B.J. Danaher, Tom’s niece, has been in the city looking after her uncle during his stay in Hospice Wichita Falls care. Danaher is survived by a host of nieces and nephews, but B. J. has remained among the closest.

“Uncle Tom taught me so much about life, but more than anything was the inspiration he gave me to become a pilot,” she said. “On the day I took my first solo flight, I landed and there he was, waving and giving me a thumb up. He gave me a big hug and smile. I’ll never forget that day. I think of him every time I fly.”

Danaher carved a valued legacy among American pilots who flew combat missions in wartime. He spanned oceans in small aircraft and worked in more than two dozen movies for directors like Steven Spielberg and Sydney Pollack. Through it all, Danaher never veered from a modest nature that only drew him more acclaim.

In 1988, at age 64, he was inducted into “The Living Legends of Aviation” during a banquet in Los Angeles. The unassuming Wichita Falls pilot sat at a banquet table and scrolled the list of names that surrounded his.

There was Chuck Yeager, Buzz Aldrin, Frank Borman, Neil Armstrong and others ranging from space explorers to decorated pilots of World War II, Korea and Vietnam.

Tom saw his name in one of three long columns and the first thing that came to his mind was, “This can’t be right.” He never considered himself a hero or anything special and generally summed up his life as, “Someone who just happed to be in certain places at certain times.”

Not altogether true said Reese Inman, a Wichitan who followed Danaher around like a puppy dog since he was about four-years-old. “Tom was special and a remarkable pilot,” Inman said. “He just never liked to talk about himself which actually made him even more exceptional. As a wartime pilot, he was one of our finest. As a civilian pilot he crossed oceans, climbed above mountains and was called on time again to fly in scenes in major motion pictures. He was like a father to me and I will miss our times together.”

Danaher entered World War II as a Marine Corps fighter pilot in 1942 and became an ace in the Grumman F6F Hellcat night fighter during the war. In 1945 he shot down three Japanese bombers in the final weeks of the aerial combat. He never cared to talk about the total number of enemy aircraft he downed during World War II.

He was recalled to active duty in 1951 during the Korean War. In 1953 he flew fighter escort on the last combat mission of the B-29s high altitude bombing strikes over Pyongyang, North Korea.
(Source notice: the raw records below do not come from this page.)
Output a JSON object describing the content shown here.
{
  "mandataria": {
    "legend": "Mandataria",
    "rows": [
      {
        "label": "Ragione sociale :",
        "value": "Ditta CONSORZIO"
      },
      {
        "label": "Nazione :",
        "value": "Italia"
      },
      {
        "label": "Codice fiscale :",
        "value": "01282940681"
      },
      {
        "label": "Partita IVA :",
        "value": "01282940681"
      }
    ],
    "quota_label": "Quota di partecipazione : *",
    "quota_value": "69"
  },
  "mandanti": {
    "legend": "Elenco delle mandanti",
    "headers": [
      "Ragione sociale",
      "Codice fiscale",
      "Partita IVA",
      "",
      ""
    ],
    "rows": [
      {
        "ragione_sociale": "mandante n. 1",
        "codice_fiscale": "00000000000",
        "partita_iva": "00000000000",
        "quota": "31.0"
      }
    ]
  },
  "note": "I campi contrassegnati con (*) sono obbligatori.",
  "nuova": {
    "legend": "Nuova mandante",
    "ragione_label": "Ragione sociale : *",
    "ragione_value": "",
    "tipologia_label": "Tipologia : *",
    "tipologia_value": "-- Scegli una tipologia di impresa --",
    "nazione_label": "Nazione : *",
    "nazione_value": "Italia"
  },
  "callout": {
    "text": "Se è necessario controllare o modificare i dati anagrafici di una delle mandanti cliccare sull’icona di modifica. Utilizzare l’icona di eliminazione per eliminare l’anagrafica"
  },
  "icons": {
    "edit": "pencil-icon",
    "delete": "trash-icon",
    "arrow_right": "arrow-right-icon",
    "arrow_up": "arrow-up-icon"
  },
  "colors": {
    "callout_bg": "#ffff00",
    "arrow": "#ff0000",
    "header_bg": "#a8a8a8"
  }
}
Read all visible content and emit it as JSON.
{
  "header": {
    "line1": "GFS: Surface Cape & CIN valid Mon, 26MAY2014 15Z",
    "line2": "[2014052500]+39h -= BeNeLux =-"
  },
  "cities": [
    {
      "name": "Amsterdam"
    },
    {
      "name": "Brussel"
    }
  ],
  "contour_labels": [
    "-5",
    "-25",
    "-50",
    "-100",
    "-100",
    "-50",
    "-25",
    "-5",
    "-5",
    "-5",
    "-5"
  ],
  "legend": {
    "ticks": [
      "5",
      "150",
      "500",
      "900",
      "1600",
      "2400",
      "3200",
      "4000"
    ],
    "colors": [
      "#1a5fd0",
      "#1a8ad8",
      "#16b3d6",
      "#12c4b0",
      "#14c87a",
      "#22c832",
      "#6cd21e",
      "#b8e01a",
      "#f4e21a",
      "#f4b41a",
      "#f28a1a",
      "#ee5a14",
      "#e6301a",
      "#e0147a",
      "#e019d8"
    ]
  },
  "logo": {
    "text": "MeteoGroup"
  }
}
He would fly countless missions during his 27 months in Korea.

At the end of his tour of duty in ’54, Tom flew his 1948, 185 HP Bonanza with a specially crafted gasoline tanks transatlantic to England to see RAF friends he’d met in Korea. Once asked how many Atlantic Ocean crossings he’d made in his life, Danaher, who didn’t keep a logbook, stopped counting at 100.

“Tom and I became friends in the early 1970s through our mutual love of aviation,” said Mac McGregor. “Among the things that impressed me was his ability to stay calm under adverse conditions. He never panicked. He made good decisions and this is why his flying record was so clean and without incident.”

In n some of the most spectacular aerial footage ever filmed, the Wichitan was a star in flying scenes in “Out of Africa” and “Empire of the Sun.” He sat in cockpits for Robert Redford, Clint Eastwood, Mel Gibson and Pierce Brosnan. He shared sets with Christian Bale, John Makovick, James Coburn, Eli Wallach, Sophia Loren and Meryl Streep.

“Empire of the Sun” was not the box office hit it was predicted to be but it is considered one of the finest films of aerial photography ever made. Those who love flight tend to relive scenes from this movie. Tom got to know Bale who played the role of a young boy interned in a Japanese POW camp. Bale was superb and Tom often said, “He should have won something for that role. He was great.”

Through the years Danaher lived his life as it came, staying close to friends, never planning ahead and never locked in the past. “I didn’t want a legacy or anything like that,” he said. “I never considered myself as anything special.”

Tom Danaher’s life spanned the realm of a humble man with the gift of flight and service to his country. Anyway you define it; this is a characterization of a legacy.